Seed collection and propagation

Collect seeds between January and December. Collect mature fruits that are dark and hard (difficult to break with a finger nail), with the valves un-open any time of year. Leave the fruits in a breathable container in a dry room for one to two weeks. This allows the valves on the fruit to open and release the seeds. Separate the seeds by placing all the materials into a bucket and shaking it to dislodge the seeds. Pass the material through a sieve to separate the unwanted material. The finer material will contain both seeds (soft) and frass (hard) usually distinguishable from each other but can be very similar in shape and colour. With finer sieves, the seeds can be separated from the frass but this is not essential for storage or propagation. Store the seeds with a desiccant such as dried silica beads or dry rice, in an air tight container in a cool and dry place. From one collection, the seed viability was average, at 63%. Seeds are non-dormant, viable seed should germinate readily.
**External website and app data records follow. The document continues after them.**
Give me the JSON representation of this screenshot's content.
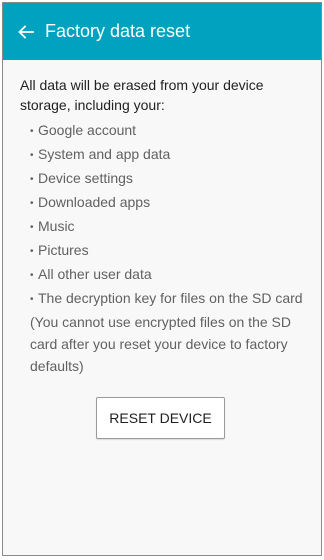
{
  "colors": {
    "app_bar": "#00a2c0",
    "background": "#f8f8f8"
  },
  "app_bar": {
    "back_icon": "arrow-left-icon",
    "title": "Factory data reset"
  },
  "content": {
    "intro": "All data will be erased from your device storage, including your:",
    "items": [
      "Google account",
      "System and app data",
      "Device settings",
      "Downloaded apps",
      "Music",
      "Pictures",
      "All other user data",
      "The decryption key for files on the SD card (You cannot use encrypted files on the SD card after you reset your device to factory defaults)"
    ],
    "bullet": "•",
    "reset_button_label": "RESET DEVICE"
  }
}
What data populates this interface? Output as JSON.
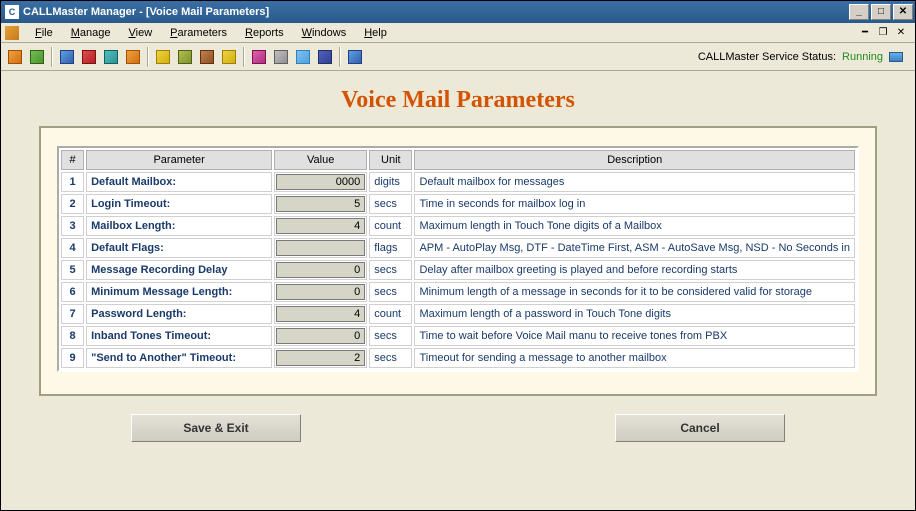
{
  "window": {
    "title": "CALLMaster Manager - [Voice Mail Parameters]"
  },
  "menubar": {
    "items": [
      {
        "label": "File",
        "u": "F"
      },
      {
        "label": "Manage",
        "u": "M"
      },
      {
        "label": "View",
        "u": "V"
      },
      {
        "label": "Parameters",
        "u": "P"
      },
      {
        "label": "Reports",
        "u": "R"
      },
      {
        "label": "Windows",
        "u": "W"
      },
      {
        "label": "Help",
        "u": "H"
      }
    ]
  },
  "status": {
    "label": "CALLMaster Service Status:",
    "value": "Running"
  },
  "page": {
    "title": "Voice Mail Parameters"
  },
  "grid": {
    "headers": {
      "num": "#",
      "parameter": "Parameter",
      "value": "Value",
      "unit": "Unit",
      "description": "Description"
    },
    "rows": [
      {
        "num": "1",
        "parameter": "Default Mailbox:",
        "value": "0000",
        "unit": "digits",
        "description": "Default mailbox for messages"
      },
      {
        "num": "2",
        "parameter": "Login Timeout:",
        "value": "5",
        "unit": "secs",
        "description": "Time in seconds for mailbox log in"
      },
      {
        "num": "3",
        "parameter": "Mailbox Length:",
        "value": "4",
        "unit": "count",
        "description": "Maximum length in Touch Tone digits of a Mailbox"
      },
      {
        "num": "4",
        "parameter": "Default Flags:",
        "value": "",
        "unit": "flags",
        "description": "APM - AutoPlay Msg, DTF - DateTime First, ASM - AutoSave Msg, NSD - No Seconds in"
      },
      {
        "num": "5",
        "parameter": "Message Recording Delay",
        "value": "0",
        "unit": "secs",
        "description": "Delay after mailbox greeting is played and before recording starts"
      },
      {
        "num": "6",
        "parameter": "Minimum Message Length:",
        "value": "0",
        "unit": "secs",
        "description": "Minimum length of a message in seconds for it to be considered valid for storage"
      },
      {
        "num": "7",
        "parameter": "Password Length:",
        "value": "4",
        "unit": "count",
        "description": "Maximum length of a password in Touch Tone digits"
      },
      {
        "num": "8",
        "parameter": "Inband Tones Timeout:",
        "value": "0",
        "unit": "secs",
        "description": "Time to wait before Voice Mail manu to receive tones from PBX"
      },
      {
        "num": "9",
        "parameter": "\"Send to Another\" Timeout:",
        "value": "2",
        "unit": "secs",
        "description": "Timeout for sending a message to another mailbox"
      }
    ]
  },
  "buttons": {
    "save": "Save & Exit",
    "cancel": "Cancel"
  }
}
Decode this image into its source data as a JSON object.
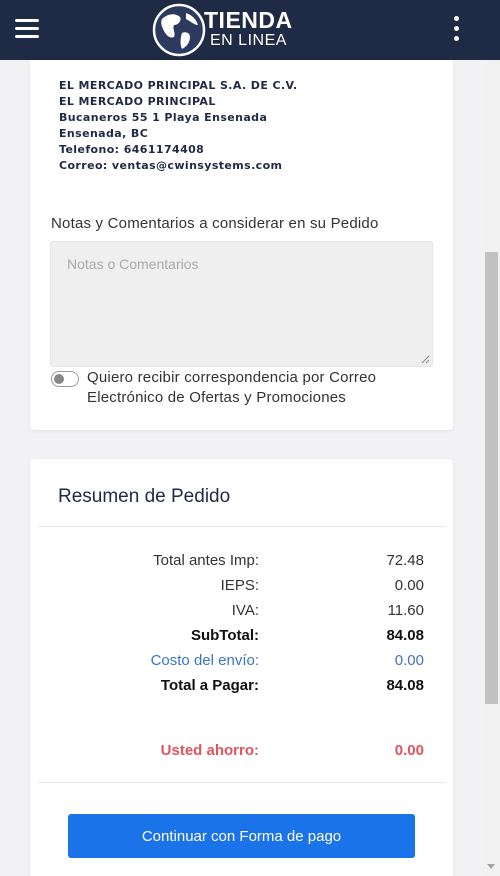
{
  "header": {
    "menu_icon": "hamburger-menu-icon",
    "logo_line1": "TIENDA",
    "logo_line2": "EN LINEA",
    "more_icon": "kebab-menu-icon",
    "bg_color": "#1f2a44"
  },
  "store": {
    "lines": [
      "EL MERCADO PRINCIPAL S.A. DE C.V.",
      "EL MERCADO PRINCIPAL",
      "Bucaneros 55 1 Playa Ensenada",
      "Ensenada, BC",
      "Telefono: 6461174408",
      "Correo: ventas@cwinsystems.com"
    ]
  },
  "notes": {
    "title": "Notas y Comentarios a considerar en su Pedido",
    "placeholder": "Notas o Comentarios",
    "value": ""
  },
  "newsletter": {
    "label": "Quiero recibir correspondencia por Correo Electrónico de Ofertas y Promociones",
    "checked": false
  },
  "summary": {
    "title": "Resumen de Pedido",
    "rows": [
      {
        "label": "Total antes Imp:",
        "value": "72.48"
      },
      {
        "label": "IEPS:",
        "value": "0.00"
      },
      {
        "label": "IVA:",
        "value": "11.60"
      },
      {
        "label": "SubTotal:",
        "value": "84.08"
      },
      {
        "label": "Costo del envío:",
        "value": "0.00"
      },
      {
        "label": "Total a Pagar:",
        "value": "84.08"
      }
    ],
    "savings": {
      "label": "Usted ahorro:",
      "value": "0.00"
    },
    "cta_label": "Continuar con Forma de pago"
  },
  "colors": {
    "accent": "#1a73e8",
    "link": "#3b75c4",
    "savings": "#e0555c"
  }
}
Seeds stored:
LocationNo. of seeds
(weight grams)
of plants
Collection number
Collection location
% ViabilityStorage
4,300 (5.71 g)
4,300 (5.71 g)
North Western
Location: BGA — the seeds are stored at the Adelaide Botanic Gardens, MSB — the seeds are stored at the Millennium Seed Bank, Kew, England.
Number of plants: This is the number of plants from which the seeds were collected.
Collection location: The Herbarium of South Australia's region name.
% Viability: Percentage of filled healthy seeds determined by a cut test or x-ray.
Germination table: